NASHVILLE, Tenn. (WTVF) — A new bill that states “a person shall not be required to solemnize a marriage” is causing mass confusion in the state.
People have been interpreting it in many ways, and some say it’s another piece of legislation to target the LGBTQ+ community.
Some have interpreted the bill as it will be legal for clerks to refuse issuing a marriage license because it goes against their religion or personal beliefs.
Wedding officiant Eric A. Patton said House Bill 878 and Senate Bill 596 has nothing to do with a license.
"Solemnization is not issuing a license. When the clerk issues you a license it’s issuing you a license. They are not performing the marriage rites," Patton said.
Rep. Monty Fritts is the sponsor of House Bill 878.
"This bill was designed to be simply and clearly to protect the rights of the officiate or officiates of wedding ceremonies," Rep. Fritts said.
Rep. Justin J. Pearson questions Rep. Fritt's bill.
"There is no example of this, and yet we are creating legislation about it. You sponsor, don’t even have one example where someone has refused," Rep. Pearson said.
Ministers do already have the religious freedom to not conduct a same-sex marriage in Tennessee, so the bill is creating confusion.
Patton took to social media to clear up some rumors about the bill.
This news from @truthout on Tennessee Clerks is factually incorrect. Let’s clear it up. #TikTok https://t.co/X1xnILGGr8— Eric from TN (@eapatton_tn) March 10, 2023
Patton said he has officiated hundreds of weddings and same-sex couple ceremonies. He said there are really no clerks solemnizing a wedding.
"In 2015 when marriage equality happened most everybody who could solemnize just quit doing it because they didn’t want to end up being sued for refusing to do a marriage," Patton explained.
Mike Heaton-Gill and his husband know what it’s like to be discriminated against based on their sexual orientation. Not long ago, a wedding venue in Madison refused to host their ceremony.
"To get such a blatant response of 'we don’t offer gay weddings here' seemed so strange here. We thought things were more progressive, especially in the Nashville area," Mike Heaton-Gill said.
He thinks with recent bills signed into law targeting the trans youth and drag performers, it’s easy to make assumptions about the intentions of the bill but understands how someone could.
"I think it’s the vagueness that brings me to my conclusions, but it is very easy to see a headline and role with it," Heaton-Gill said.
Heaton-Gill thinks it’s another bill meant to create chaos and hurt people.
"If the point of it is just to be religious leaders then just say that. The fact it just says anyone which could include civil servants is a problem for me and I think a lot of people," Heaton-Gill said.

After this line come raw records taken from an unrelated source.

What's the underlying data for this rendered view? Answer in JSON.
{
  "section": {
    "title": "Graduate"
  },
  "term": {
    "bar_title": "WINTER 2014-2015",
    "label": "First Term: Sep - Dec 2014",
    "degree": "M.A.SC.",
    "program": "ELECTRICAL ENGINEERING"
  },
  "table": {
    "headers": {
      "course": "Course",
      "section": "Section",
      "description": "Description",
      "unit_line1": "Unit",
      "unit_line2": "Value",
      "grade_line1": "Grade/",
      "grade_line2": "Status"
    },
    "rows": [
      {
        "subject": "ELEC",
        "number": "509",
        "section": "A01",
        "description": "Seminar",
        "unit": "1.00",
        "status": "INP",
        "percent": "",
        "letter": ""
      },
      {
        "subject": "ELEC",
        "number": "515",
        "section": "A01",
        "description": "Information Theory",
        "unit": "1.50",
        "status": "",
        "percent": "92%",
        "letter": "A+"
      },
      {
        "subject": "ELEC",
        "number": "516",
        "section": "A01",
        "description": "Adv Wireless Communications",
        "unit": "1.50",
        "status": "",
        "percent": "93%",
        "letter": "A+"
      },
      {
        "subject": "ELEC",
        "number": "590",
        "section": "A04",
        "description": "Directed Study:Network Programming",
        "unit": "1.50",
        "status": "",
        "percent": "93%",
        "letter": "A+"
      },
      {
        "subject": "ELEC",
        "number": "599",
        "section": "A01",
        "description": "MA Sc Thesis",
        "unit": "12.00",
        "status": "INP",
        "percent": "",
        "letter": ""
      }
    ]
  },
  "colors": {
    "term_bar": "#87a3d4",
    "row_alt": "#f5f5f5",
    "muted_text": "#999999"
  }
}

The bill has passed the House. It's on the Senate Judiciary Committee’s calendar for consideration on Monday.
Heaton-Gill and his husband Cody have been married now for five months, after finding a venue in Murfreesboro to host their wedding.